UN agency withdraws Gaza international staff

Gaza: The UN agency for Palestinian refugees on Tuesday said it has evacuated international staff members out of the Gaza Strip following mounting protests by employees upset over layoffs and cutbacks. The UN Relief and Works Agency’s operations director, Matthias Schmale, said that nine international personnel occupying “non-essential jobs” were being temporarily moved to occupied Jerusalem.

UNRWA is grappling with a severe financial crisis after the US administration cut $300 million in planned 2018 funding.

The agency’s operations were largely paralysed in the impoverished and blockaded Palestinian enclave, where its schools, health care centres and food distribution offices play an important role.

UNRWA runs more than 270 schools with some 280,000 students in the strip. The agency fired 113 Gaza staff on its emergency programme and turned hundreds of positions into part-time jobs, triggering a series of protests and strikes.

Even before the strike, laid-off employees had been preventing international and local staff from accessing UNRWA’s headquarters in Gaza City.

A source with knowledge of the situation said six foreign staffers remained out of the 19 who are usually present.

Amir Al Mashal, head of the UNRWA employees union in Gaza, pledged “an intensification of union actions” in the coming weeks.

Adnan Abu Hasna, an UNRWA spokesman in Gaza, called on the union to “return to the negotiating table immediately.”

A Hamas official said on condition of anonymity yesterday that “no harm has been done to any Arab or foreign staff,” while adding that the Islamist movement supports the employees’ demands.
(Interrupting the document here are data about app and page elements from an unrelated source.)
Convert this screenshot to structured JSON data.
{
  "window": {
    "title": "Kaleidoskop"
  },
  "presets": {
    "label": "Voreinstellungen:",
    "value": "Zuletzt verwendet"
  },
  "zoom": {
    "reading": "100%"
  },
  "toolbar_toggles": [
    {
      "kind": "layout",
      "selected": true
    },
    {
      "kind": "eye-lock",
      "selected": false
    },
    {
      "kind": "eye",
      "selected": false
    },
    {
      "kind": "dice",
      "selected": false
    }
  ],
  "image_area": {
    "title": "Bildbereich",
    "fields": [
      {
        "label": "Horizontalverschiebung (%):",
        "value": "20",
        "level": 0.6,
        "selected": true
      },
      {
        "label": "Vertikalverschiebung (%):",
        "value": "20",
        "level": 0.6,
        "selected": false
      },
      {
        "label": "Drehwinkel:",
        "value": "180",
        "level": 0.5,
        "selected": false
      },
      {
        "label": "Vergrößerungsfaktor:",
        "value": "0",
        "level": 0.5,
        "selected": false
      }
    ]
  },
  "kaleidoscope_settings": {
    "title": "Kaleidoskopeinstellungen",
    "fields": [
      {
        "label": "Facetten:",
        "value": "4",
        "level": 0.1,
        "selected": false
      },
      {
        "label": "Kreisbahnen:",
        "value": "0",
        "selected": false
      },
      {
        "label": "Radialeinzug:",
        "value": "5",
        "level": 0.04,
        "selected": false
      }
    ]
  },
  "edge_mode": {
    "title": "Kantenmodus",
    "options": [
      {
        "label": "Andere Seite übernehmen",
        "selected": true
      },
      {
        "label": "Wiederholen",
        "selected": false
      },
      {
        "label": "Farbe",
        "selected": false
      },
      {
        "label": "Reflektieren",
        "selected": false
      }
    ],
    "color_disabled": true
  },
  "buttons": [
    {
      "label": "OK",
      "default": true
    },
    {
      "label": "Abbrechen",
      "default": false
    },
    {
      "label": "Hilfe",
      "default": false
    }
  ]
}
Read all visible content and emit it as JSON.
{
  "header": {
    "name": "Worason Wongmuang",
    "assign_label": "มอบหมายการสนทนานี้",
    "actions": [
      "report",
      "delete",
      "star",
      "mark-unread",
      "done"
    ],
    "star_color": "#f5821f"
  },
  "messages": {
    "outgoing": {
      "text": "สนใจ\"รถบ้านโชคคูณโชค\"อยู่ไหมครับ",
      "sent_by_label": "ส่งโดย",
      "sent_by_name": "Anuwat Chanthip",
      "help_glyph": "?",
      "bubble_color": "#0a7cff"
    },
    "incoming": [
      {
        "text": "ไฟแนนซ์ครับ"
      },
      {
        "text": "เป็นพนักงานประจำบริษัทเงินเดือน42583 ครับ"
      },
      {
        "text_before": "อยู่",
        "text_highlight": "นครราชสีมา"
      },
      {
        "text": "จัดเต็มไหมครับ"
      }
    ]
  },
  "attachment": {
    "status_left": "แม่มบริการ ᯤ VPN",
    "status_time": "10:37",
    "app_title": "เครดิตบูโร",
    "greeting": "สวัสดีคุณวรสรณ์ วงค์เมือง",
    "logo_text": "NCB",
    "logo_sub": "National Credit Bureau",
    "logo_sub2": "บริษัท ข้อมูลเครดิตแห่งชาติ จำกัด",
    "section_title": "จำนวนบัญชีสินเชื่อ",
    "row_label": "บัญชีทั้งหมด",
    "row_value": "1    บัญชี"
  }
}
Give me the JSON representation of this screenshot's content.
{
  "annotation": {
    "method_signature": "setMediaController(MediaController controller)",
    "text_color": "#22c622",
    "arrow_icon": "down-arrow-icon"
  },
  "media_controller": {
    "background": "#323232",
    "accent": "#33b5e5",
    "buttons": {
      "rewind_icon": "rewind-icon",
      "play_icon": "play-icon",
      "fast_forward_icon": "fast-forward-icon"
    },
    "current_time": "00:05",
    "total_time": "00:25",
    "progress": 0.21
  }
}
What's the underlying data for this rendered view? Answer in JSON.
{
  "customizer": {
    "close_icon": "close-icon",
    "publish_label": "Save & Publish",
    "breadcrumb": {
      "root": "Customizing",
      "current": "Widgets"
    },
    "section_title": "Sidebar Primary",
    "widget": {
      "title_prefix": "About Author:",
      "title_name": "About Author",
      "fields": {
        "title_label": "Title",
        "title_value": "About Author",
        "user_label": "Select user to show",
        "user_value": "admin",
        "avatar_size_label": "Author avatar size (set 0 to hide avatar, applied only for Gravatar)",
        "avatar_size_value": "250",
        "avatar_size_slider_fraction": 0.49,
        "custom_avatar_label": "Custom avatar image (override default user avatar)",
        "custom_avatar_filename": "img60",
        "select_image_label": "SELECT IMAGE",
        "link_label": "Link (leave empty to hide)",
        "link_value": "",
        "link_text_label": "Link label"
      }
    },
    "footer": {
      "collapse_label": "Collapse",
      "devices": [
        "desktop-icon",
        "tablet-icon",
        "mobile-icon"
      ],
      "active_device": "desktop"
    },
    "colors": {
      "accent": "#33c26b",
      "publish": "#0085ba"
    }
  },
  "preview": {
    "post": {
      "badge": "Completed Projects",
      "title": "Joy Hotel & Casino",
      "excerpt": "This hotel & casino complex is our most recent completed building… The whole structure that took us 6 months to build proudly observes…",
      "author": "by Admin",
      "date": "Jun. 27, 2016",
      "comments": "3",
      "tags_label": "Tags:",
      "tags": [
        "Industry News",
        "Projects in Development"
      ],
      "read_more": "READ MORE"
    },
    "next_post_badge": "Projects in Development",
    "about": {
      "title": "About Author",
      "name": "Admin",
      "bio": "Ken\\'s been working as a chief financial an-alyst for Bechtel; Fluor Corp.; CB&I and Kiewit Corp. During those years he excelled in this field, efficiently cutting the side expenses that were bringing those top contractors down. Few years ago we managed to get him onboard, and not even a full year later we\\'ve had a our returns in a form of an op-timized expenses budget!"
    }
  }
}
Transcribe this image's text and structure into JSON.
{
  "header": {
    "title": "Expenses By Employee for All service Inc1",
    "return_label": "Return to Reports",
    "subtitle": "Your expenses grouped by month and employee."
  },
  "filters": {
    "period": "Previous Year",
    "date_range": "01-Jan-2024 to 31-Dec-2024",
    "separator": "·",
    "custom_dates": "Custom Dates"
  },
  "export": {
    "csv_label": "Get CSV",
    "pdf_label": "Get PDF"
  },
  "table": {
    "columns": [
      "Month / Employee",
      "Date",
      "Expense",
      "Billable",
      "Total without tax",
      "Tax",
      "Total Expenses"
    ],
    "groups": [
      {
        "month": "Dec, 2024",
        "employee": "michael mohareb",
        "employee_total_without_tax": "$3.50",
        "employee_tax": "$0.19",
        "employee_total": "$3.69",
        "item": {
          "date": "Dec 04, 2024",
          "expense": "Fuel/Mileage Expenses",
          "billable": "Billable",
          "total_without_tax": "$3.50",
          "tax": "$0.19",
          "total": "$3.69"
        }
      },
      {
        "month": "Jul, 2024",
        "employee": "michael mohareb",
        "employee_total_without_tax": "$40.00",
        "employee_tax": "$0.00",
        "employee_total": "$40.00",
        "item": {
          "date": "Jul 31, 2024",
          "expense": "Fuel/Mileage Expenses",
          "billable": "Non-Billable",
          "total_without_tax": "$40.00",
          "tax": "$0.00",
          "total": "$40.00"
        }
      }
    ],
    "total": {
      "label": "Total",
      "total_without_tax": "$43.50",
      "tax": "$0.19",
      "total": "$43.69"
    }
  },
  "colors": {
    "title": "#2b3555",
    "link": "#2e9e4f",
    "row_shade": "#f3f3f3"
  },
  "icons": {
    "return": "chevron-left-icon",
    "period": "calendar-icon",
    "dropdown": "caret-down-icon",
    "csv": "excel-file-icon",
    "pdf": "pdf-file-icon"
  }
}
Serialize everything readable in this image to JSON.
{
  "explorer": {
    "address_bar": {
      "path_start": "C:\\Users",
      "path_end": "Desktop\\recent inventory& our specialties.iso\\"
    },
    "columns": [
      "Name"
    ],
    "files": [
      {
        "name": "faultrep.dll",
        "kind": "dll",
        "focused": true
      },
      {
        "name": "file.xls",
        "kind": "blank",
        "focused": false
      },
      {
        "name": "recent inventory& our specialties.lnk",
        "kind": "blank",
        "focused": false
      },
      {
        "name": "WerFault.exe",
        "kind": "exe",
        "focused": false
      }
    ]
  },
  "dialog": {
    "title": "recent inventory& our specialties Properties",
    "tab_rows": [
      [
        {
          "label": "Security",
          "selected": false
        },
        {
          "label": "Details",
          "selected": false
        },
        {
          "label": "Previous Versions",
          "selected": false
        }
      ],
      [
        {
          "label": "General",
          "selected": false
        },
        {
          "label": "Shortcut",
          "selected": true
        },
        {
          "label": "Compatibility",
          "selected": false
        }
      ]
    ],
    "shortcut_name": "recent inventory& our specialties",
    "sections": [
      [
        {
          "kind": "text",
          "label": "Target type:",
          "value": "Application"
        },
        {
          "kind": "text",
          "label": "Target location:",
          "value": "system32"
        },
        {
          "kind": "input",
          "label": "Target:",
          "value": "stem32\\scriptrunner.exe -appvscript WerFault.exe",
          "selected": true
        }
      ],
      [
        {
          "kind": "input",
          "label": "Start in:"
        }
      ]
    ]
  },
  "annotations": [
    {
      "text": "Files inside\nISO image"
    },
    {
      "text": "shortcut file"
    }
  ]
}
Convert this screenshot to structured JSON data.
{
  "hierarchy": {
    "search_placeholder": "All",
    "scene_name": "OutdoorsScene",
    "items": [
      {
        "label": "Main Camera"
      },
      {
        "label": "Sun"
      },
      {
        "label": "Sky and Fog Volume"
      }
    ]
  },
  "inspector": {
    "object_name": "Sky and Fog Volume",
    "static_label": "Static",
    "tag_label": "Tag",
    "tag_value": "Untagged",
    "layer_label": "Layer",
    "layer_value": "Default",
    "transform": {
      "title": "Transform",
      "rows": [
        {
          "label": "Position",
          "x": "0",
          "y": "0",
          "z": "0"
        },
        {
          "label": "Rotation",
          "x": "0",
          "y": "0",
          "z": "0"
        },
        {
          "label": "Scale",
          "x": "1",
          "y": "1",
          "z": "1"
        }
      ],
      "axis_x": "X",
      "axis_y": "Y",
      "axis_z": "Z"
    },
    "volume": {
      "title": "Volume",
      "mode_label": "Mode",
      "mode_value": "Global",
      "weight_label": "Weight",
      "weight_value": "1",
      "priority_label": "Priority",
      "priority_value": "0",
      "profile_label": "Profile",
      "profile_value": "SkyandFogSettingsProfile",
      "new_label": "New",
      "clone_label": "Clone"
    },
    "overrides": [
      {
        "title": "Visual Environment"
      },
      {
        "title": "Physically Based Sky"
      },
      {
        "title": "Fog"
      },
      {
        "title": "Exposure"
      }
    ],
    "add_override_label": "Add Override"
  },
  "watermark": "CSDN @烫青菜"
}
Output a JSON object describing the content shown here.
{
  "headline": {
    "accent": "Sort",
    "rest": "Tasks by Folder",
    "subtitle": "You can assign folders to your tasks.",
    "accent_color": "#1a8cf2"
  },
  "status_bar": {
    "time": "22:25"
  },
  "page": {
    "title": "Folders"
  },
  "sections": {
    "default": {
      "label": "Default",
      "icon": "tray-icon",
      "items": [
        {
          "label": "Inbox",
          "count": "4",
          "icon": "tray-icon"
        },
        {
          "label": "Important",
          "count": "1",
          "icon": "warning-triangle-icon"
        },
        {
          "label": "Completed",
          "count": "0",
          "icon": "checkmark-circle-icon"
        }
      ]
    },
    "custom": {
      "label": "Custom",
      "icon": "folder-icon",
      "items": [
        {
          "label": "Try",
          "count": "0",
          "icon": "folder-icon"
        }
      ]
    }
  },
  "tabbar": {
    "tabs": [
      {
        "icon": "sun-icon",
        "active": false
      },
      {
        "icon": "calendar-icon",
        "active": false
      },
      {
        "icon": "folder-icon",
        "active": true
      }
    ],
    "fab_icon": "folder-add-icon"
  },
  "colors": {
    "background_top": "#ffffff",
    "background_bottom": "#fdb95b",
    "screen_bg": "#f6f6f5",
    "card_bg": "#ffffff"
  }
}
“The agency’s crisis has been invented for political reasons,” he said. “No one can take way refugees’ right of return.”

Gaza’s economy has been ravaged by a blockade imposed by the Israeli occupation regime following the Hamas’s takeover of the territory in 2007. Jobs are extremely hard to come by, with the unemployment rate now over 50 per cent, according to the World Bank.

Schmale, who remains in Gaza, said the management “can’t function properly” under the conditions.

UNRWA was established seven decades ago to provide services to 700,000 Palestinians who fled or were forced from their homes in the 1948 war surrounding Israel’s creation.

Today, it serves 5 million refugees and their descendants, including 1.3 million in Gaza alone.

Created in 1949, UNRWA supplies aid to more than three million of the five million eligible Palestinian refugees in Jordan, Lebanon, Syria and the Palestinian territories.

Around 13,000 people work for UNRWA in Gaza, where more than two-thirds of the roughly two million residents are eligible for aid.

Israel and Palestinian militants in Gaza have fought three wars since 2008.

Share This Post